#### [Task details]
Copy the records below exactly, leaving out any pictures.

#### [Study material]
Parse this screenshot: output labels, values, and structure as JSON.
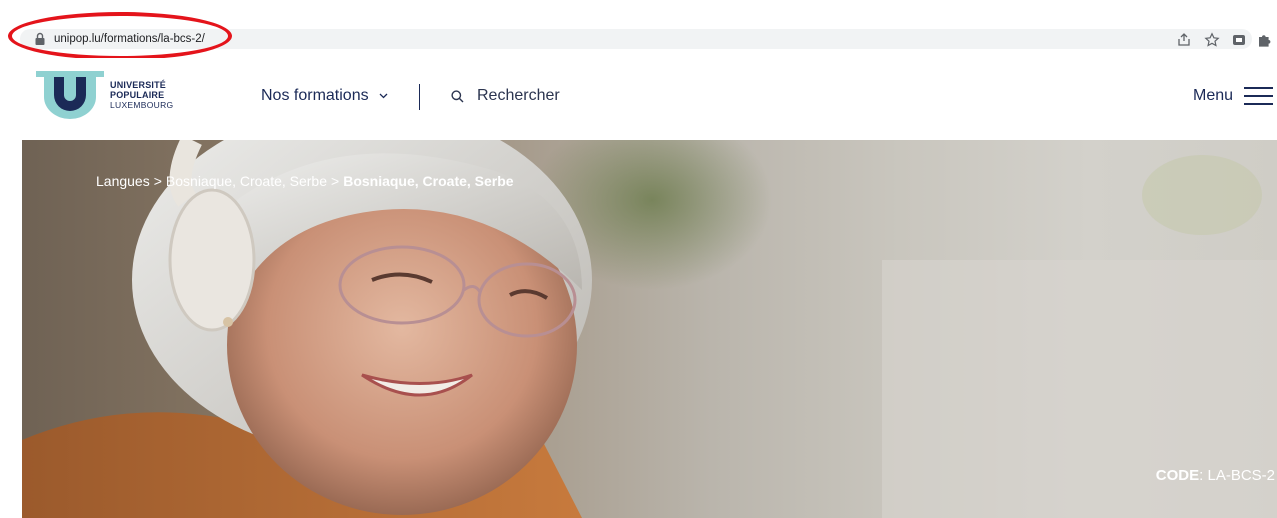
{
  "browser": {
    "url": "unipop.lu/formations/la-bcs-2/",
    "icons": [
      "share-icon",
      "star-icon",
      "extension-icon",
      "puzzle-icon"
    ]
  },
  "logo": {
    "line1": "UNIVERSITÉ",
    "line2": "POPULAIRE",
    "line3": "LUXEMBOURG",
    "mark_letter": "U"
  },
  "nav": {
    "formations_label": "Nos formations",
    "search_placeholder": "Rechercher",
    "menu_label": "Menu"
  },
  "breadcrumb": {
    "items": [
      "Langues",
      "Bosniaque, Croate, Serbe"
    ],
    "separator": ">",
    "current": "Bosniaque, Croate, Serbe"
  },
  "course": {
    "code_label": "CODE",
    "code_value": ": LA-BCS-2"
  },
  "colors": {
    "brand_navy": "#1b2a57",
    "brand_teal": "#8fd1d1",
    "highlight_red": "#e4141b"
  }
}
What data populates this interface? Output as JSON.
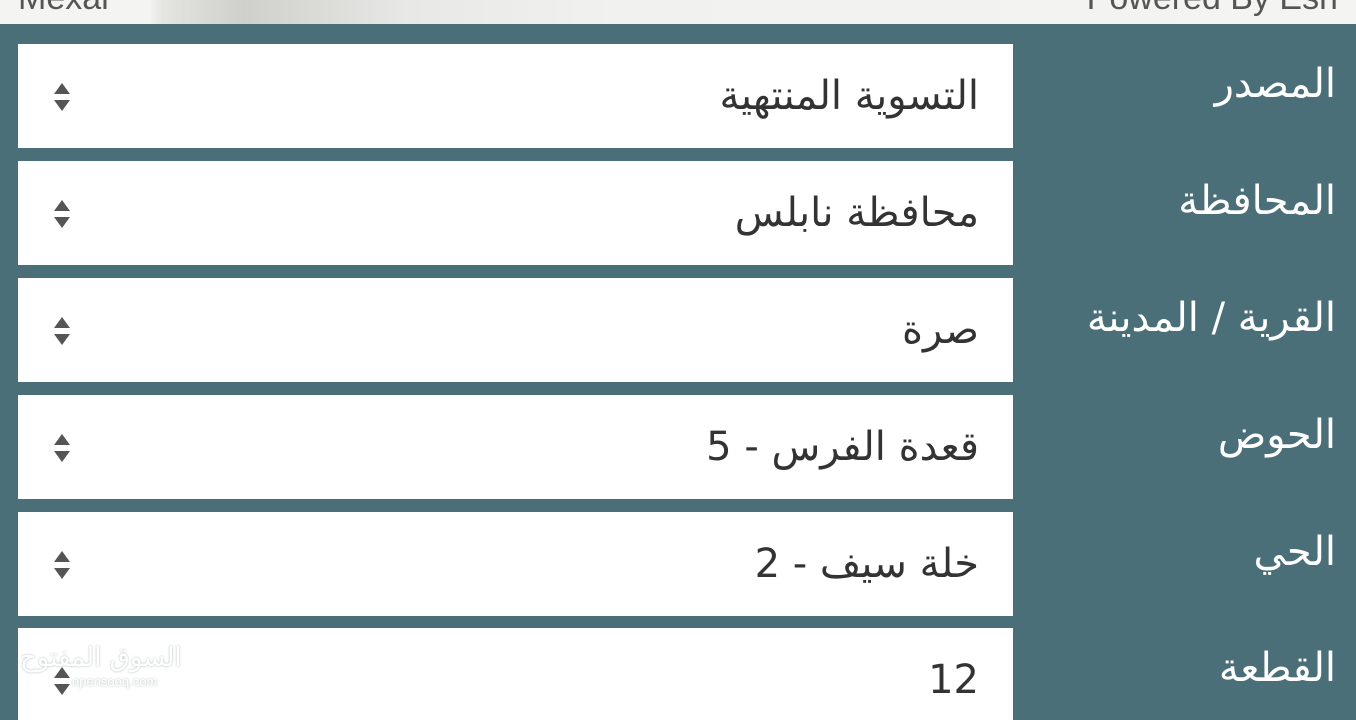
{
  "header": {
    "brand": "Mexar",
    "powered_by": "Powered By Esri"
  },
  "form": {
    "fields": [
      {
        "label": "المصدر",
        "value": "التسوية المنتهية"
      },
      {
        "label": "المحافظة",
        "value": "محافظة نابلس"
      },
      {
        "label": "القرية / المدينة",
        "value": "صرة"
      },
      {
        "label": "الحوض",
        "value": "قعدة الفرس - 5"
      },
      {
        "label": "الحي",
        "value": "خلة سيف - 2"
      },
      {
        "label": "القطعة",
        "value": "12"
      }
    ]
  },
  "watermark": {
    "arabic": "السوق المفتوح",
    "latin": "opensooq.com"
  },
  "colors": {
    "panel_background": "#4b6f78",
    "field_background": "#ffffff",
    "label_text": "#ffffff",
    "value_text": "#333333"
  },
  "icons": {
    "select_control": "up-down-arrows-icon"
  }
}
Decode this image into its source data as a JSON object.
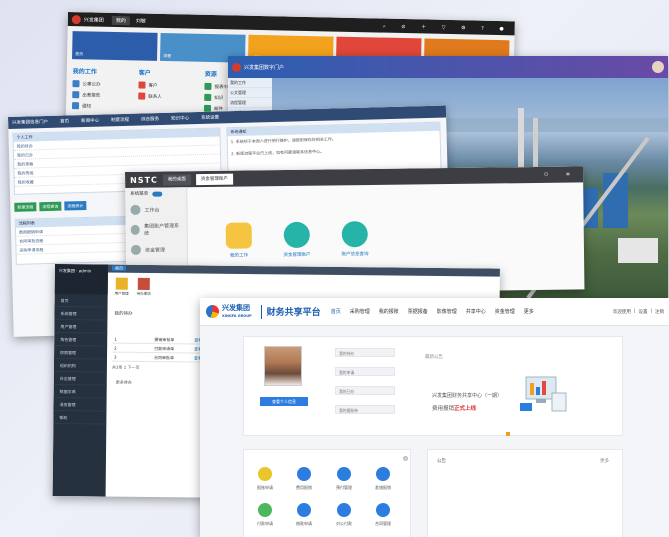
{
  "w1": {
    "brand": "兴发集团",
    "menu": "我的",
    "user": "刘敏",
    "tiles": [
      "首页",
      "流程",
      "IT服务",
      "信息",
      "知识"
    ],
    "groups": [
      {
        "title": "我的工作",
        "items": [
          "公事公办",
          "出差报告",
          "通知"
        ]
      },
      {
        "title": "客户",
        "items": [
          "客户",
          "联系人"
        ]
      },
      {
        "title": "资源",
        "items": [
          "报表中心",
          "知识",
          "邮件"
        ]
      }
    ]
  },
  "w2": {
    "brand": "兴发集团数字门户",
    "sidebar": [
      "我的工作",
      "公文管理",
      "流程管理",
      "人力资源",
      "信息中心",
      "系统设置"
    ]
  },
  "w3": {
    "title": "兴发集团信息门户",
    "nav": [
      "首页",
      "新闻中心",
      "制度流程",
      "综合服务",
      "知识中心",
      "系统设置"
    ],
    "left_header": "个人工作",
    "left_items": [
      "我的待办",
      "我的已办",
      "我的草稿",
      "我的传阅",
      "我的收藏"
    ],
    "buttons": [
      "新建流程",
      "流程查询",
      "流程统计"
    ],
    "list_header": "流程列表",
    "list_items": [
      "费用报销申请",
      "合同审批流程",
      "采购申请流程"
    ],
    "notice_header": "系统通知",
    "notice_lines": [
      "1. 系统将于本周六进行例行维护，请提前保存好相关工作。",
      "2. 新版流程平台已上线，如有问题请联系信息中心。"
    ]
  },
  "w4": {
    "brand": "NSTC",
    "tabs": [
      "我的桌面",
      "资金管理账户"
    ],
    "side_toggle": "系统菜单",
    "side_items": [
      "工作台",
      "集团账户管理系统",
      "资金管理"
    ],
    "shortcuts": [
      "我的工作",
      "资金管理账户",
      "账户信息查询"
    ]
  },
  "w5": {
    "logo_text": "兴发集团",
    "user": "admin",
    "side_items": [
      "首页",
      "系统管理",
      "用户管理",
      "角色管理",
      "权限管理",
      "组织机构",
      "日志管理",
      "数据字典",
      "消息管理",
      "帮助"
    ],
    "top_tab": "首页",
    "quick_icons": [
      "用户管理",
      "待办事项"
    ],
    "section": "我的待办",
    "table": [
      {
        "no": "1",
        "title": "报销审批单",
        "link": "查看"
      },
      {
        "no": "2",
        "title": "付款申请单",
        "link": "查看"
      },
      {
        "no": "3",
        "title": "合同审批单",
        "link": "查看"
      }
    ],
    "pager": "共3条  1  下一页",
    "footer_link": "更多待办"
  },
  "w6": {
    "brand": "兴发集团",
    "brand_sub": "XINGFA GROUP",
    "title": "财务共享平台",
    "nav": [
      "首页",
      "采购管理",
      "我的报账",
      "票据报备",
      "影像管理",
      "共享中心",
      "资金管理",
      "更多"
    ],
    "right_links": [
      "欢迎使用",
      "设置",
      "注销"
    ],
    "profile_btn": "查看个人信息",
    "info_rows": [
      "我的待办",
      "我的申请",
      "我的已办",
      "我的报账单"
    ],
    "announcement_title": "最新公告",
    "announcement_line1": "兴发集团财务共享中心（一期）",
    "announcement_line2_a": "费用报销",
    "announcement_line2_b": "正式上线",
    "quick_labels": [
      "报账申请",
      "费用报销",
      "预付管理",
      "差旅报销",
      "付款申请",
      "借款申请",
      "对公付款",
      "合同管理"
    ],
    "notice_title": "公告",
    "notice_more": "更多"
  }
}
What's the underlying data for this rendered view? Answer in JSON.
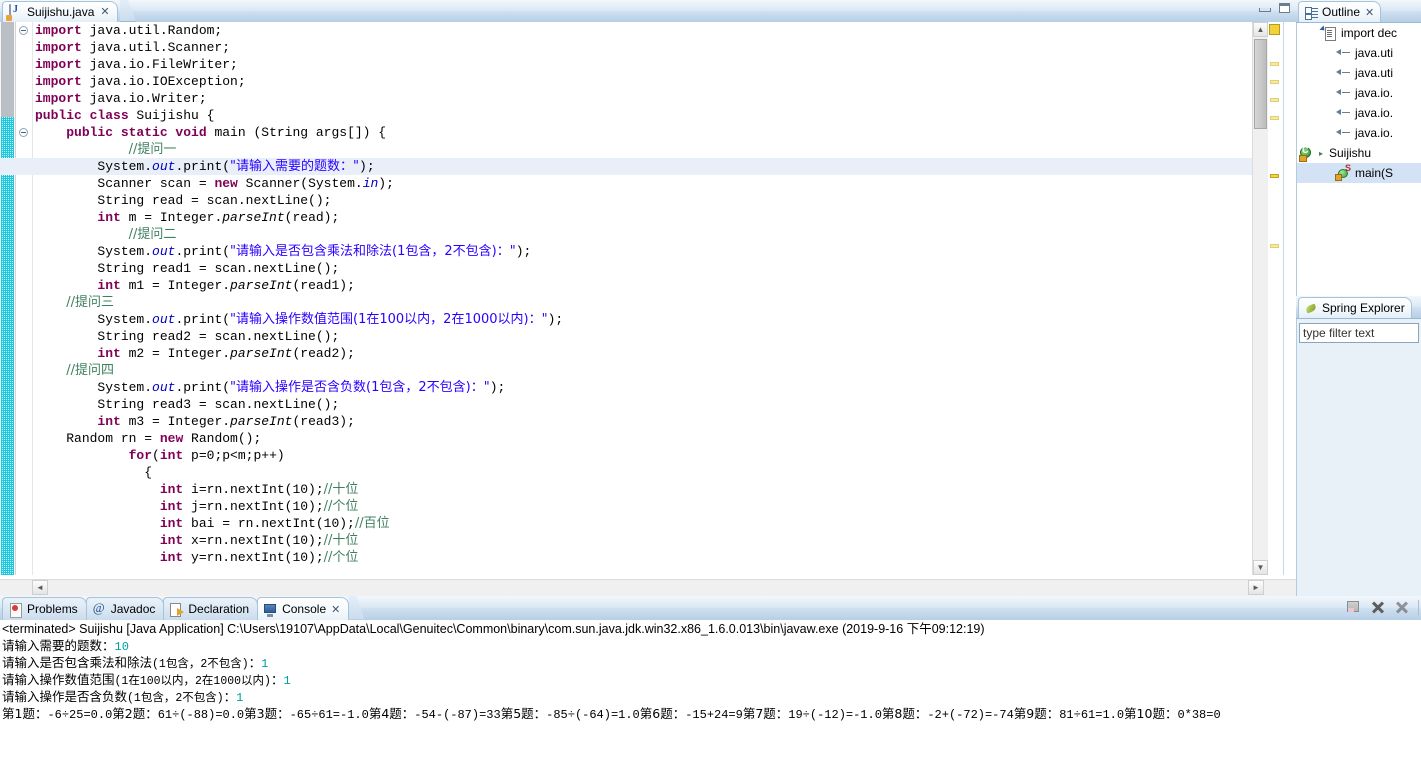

#### [Task result]
Parse this screenshot: output labels, values, and structure as JSON.
{
  "browser": {
    "url": "unipop.lu/formations/la-bcs-2/",
    "icons": [
      "share-icon",
      "star-icon",
      "extension-icon",
      "puzzle-icon"
    ]
  },
  "logo": {
    "line1": "UNIVERSITÉ",
    "line2": "POPULAIRE",
    "line3": "LUXEMBOURG",
    "mark_letter": "U"
  },
  "nav": {
    "formations_label": "Nos formations",
    "search_placeholder": "Rechercher",
    "menu_label": "Menu"
  },
  "breadcrumb": {
    "items": [
      "Langues",
      "Bosniaque, Croate, Serbe"
    ],
    "separator": ">",
    "current": "Bosniaque, Croate, Serbe"
  },
  "course": {
    "code_label": "CODE",
    "code_value": ": LA-BCS-2"
  },
  "colors": {
    "brand_navy": "#1b2a57",
    "brand_teal": "#8fd1d1",
    "highlight_red": "#e4141b"
  }
}
What data populates this interface? Output as JSON.
{
  "header": {
    "brand": "Mexar",
    "powered_by": "Powered By Esri"
  },
  "form": {
    "fields": [
      {
        "label": "المصدر",
        "value": "التسوية المنتهية"
      },
      {
        "label": "المحافظة",
        "value": "محافظة نابلس"
      },
      {
        "label": "القرية / المدينة",
        "value": "صرة"
      },
      {
        "label": "الحوض",
        "value": "قعدة الفرس - 5"
      },
      {
        "label": "الحي",
        "value": "خلة سيف - 2"
      },
      {
        "label": "القطعة",
        "value": "12"
      }
    ]
  },
  "watermark": {
    "arabic": "السوق المفتوح",
    "latin": "opensooq.com"
  },
  "colors": {
    "panel_background": "#4b6f78",
    "field_background": "#ffffff",
    "label_text": "#ffffff",
    "value_text": "#333333"
  },
  "icons": {
    "select_control": "up-down-arrows-icon"
  }
}
Decode this image into its source data as a JSON object.
{
  "w1": {
    "brand": "兴发集团",
    "menu": "我的",
    "user": "刘敏",
    "tiles": [
      "首页",
      "流程",
      "IT服务",
      "信息",
      "知识"
    ],
    "groups": [
      {
        "title": "我的工作",
        "items": [
          "公事公办",
          "出差报告",
          "通知"
        ]
      },
      {
        "title": "客户",
        "items": [
          "客户",
          "联系人"
        ]
      },
      {
        "title": "资源",
        "items": [
          "报表中心",
          "知识",
          "邮件"
        ]
      }
    ]
  },
  "w2": {
    "brand": "兴发集团数字门户",
    "sidebar": [
      "我的工作",
      "公文管理",
      "流程管理",
      "人力资源",
      "信息中心",
      "系统设置"
    ]
  },
  "w3": {
    "title": "兴发集团信息门户",
    "nav": [
      "首页",
      "新闻中心",
      "制度流程",
      "综合服务",
      "知识中心",
      "系统设置"
    ],
    "left_header": "个人工作",
    "left_items": [
      "我的待办",
      "我的已办",
      "我的草稿",
      "我的传阅",
      "我的收藏"
    ],
    "buttons": [
      "新建流程",
      "流程查询",
      "流程统计"
    ],
    "list_header": "流程列表",
    "list_items": [
      "费用报销申请",
      "合同审批流程",
      "采购申请流程"
    ],
    "notice_header": "系统通知",
    "notice_lines": [
      "1. 系统将于本周六进行例行维护，请提前保存好相关工作。",
      "2. 新版流程平台已上线，如有问题请联系信息中心。"
    ]
  },
  "w4": {
    "brand": "NSTC",
    "tabs": [
      "我的桌面",
      "资金管理账户"
    ],
    "side_toggle": "系统菜单",
    "side_items": [
      "工作台",
      "集团账户管理系统",
      "资金管理"
    ],
    "shortcuts": [
      "我的工作",
      "资金管理账户",
      "账户信息查询"
    ]
  },
  "w5": {
    "logo_text": "兴发集团",
    "user": "admin",
    "side_items": [
      "首页",
      "系统管理",
      "用户管理",
      "角色管理",
      "权限管理",
      "组织机构",
      "日志管理",
      "数据字典",
      "消息管理",
      "帮助"
    ],
    "top_tab": "首页",
    "quick_icons": [
      "用户管理",
      "待办事项"
    ],
    "section": "我的待办",
    "table": [
      {
        "no": "1",
        "title": "报销审批单",
        "link": "查看"
      },
      {
        "no": "2",
        "title": "付款申请单",
        "link": "查看"
      },
      {
        "no": "3",
        "title": "合同审批单",
        "link": "查看"
      }
    ],
    "pager": "共3条  1  下一页",
    "footer_link": "更多待办"
  },
  "w6": {
    "brand": "兴发集团",
    "brand_sub": "XINGFA GROUP",
    "title": "财务共享平台",
    "nav": [
      "首页",
      "采购管理",
      "我的报账",
      "票据报备",
      "影像管理",
      "共享中心",
      "资金管理",
      "更多"
    ],
    "right_links": [
      "欢迎使用",
      "设置",
      "注销"
    ],
    "profile_btn": "查看个人信息",
    "info_rows": [
      "我的待办",
      "我的申请",
      "我的已办",
      "我的报账单"
    ],
    "announcement_title": "最新公告",
    "announcement_line1": "兴发集团财务共享中心（一期）",
    "announcement_line2_a": "费用报销",
    "announcement_line2_b": "正式上线",
    "quick_labels": [
      "报账申请",
      "费用报销",
      "预付管理",
      "差旅报销",
      "付款申请",
      "借款申请",
      "对公付款",
      "合同管理"
    ],
    "notice_title": "公告",
    "notice_more": "更多"
  }
}
What's the underlying data for this rendered view? Answer in JSON.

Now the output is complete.